Traveling on the luxury liner France early in 1963, the Western world's most famous painting sailed across the Atlantic on its maiden voyage to the United States. President John F. Kennedy officially welcomed the Mona Lisa for her stay in the capital and New York. In two months almost two million Americans came to admire the French treasure. The goodwill generated by the loan eased U.S.French relations, which had soured over tensions stemming from the Cold War. The mastermind behind the Mona Lisa's triumphant tour was France's newly appointed minister of cultural affairs, Andr Malraux. In this engaging book, Herman Lebovics recounts how Malraux's brilliant foray into the realm of diplomacy was but one example of his efforts to employ France's cultural heritage in the service of a renewed national grandeur. Malraux's cabinet position was created in 1959 by Charles de Gaulle, who entered his presidency deeply concerned over unraveling social cohesion at home and the nation's weak standing abroad. To help him address these problems, he turned to a paragon of the engag French intellectual. Malraux was an acclaimed novelist, a daring adventurer, a flamboyant anti-colonialist and one-time leftist, a courageous resistance leader, and an inspired commentator on art. In his ten years as a cabinet minister, Malraux sought to qmarryq the French people to their historic culture and to restore France to her place as artistic center of the West.
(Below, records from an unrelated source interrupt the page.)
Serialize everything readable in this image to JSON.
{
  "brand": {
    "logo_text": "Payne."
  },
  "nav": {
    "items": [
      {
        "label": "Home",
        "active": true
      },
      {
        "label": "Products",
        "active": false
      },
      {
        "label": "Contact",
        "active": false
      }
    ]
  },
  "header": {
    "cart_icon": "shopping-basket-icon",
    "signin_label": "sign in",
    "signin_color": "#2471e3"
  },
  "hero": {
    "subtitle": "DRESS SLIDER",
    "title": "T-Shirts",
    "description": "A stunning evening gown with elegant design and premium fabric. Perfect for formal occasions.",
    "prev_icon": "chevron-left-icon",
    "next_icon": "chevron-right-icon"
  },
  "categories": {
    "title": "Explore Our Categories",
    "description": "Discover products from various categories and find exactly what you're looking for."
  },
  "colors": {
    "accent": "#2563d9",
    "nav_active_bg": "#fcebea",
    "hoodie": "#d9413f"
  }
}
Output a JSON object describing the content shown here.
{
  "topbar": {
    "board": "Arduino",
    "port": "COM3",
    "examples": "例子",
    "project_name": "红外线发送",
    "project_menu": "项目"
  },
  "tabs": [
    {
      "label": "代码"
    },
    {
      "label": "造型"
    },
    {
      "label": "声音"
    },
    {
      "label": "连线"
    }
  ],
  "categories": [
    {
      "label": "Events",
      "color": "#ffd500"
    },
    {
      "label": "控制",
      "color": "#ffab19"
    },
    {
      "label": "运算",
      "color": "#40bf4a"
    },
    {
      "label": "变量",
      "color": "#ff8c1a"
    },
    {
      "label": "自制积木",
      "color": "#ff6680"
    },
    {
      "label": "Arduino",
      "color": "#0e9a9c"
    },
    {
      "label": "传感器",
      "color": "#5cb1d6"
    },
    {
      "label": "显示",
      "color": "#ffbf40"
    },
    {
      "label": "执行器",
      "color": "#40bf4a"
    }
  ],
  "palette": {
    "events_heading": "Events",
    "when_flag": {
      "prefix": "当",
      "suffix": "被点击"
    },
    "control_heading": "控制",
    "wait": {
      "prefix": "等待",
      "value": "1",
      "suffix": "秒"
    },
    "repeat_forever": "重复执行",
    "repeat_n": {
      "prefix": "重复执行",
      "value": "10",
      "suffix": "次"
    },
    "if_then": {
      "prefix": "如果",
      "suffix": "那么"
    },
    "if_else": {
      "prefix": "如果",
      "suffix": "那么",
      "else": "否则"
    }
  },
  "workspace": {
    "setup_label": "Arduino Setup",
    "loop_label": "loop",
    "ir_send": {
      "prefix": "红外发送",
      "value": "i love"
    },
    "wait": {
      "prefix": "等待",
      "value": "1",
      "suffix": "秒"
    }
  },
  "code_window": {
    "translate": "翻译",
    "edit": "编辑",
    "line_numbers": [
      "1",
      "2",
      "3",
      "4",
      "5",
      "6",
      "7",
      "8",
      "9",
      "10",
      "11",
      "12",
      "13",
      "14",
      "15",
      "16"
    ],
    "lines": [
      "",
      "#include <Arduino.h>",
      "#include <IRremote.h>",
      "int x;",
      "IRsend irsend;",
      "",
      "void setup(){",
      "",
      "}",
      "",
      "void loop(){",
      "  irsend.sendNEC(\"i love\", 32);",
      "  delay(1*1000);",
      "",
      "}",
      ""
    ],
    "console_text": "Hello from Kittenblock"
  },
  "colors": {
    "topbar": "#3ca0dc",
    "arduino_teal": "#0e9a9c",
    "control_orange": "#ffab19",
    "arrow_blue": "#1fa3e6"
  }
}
Lebovics examines the successes and failures of Malraux's remarkable career and the reactions of artists, the political class, and the public to the French state's new engagement with the national culture.In this engaging book, Herman Lebovics recounts how Malrauxa#39;s brilliant foray into the realm of diplomacy was but one example of his efforts to employ Francea#39;s cultural heritage in the service of a renewed national grandeur.
|Title||:||Mona Lisa's Escort|
|Publisher||:||Cornell University Press - 1999|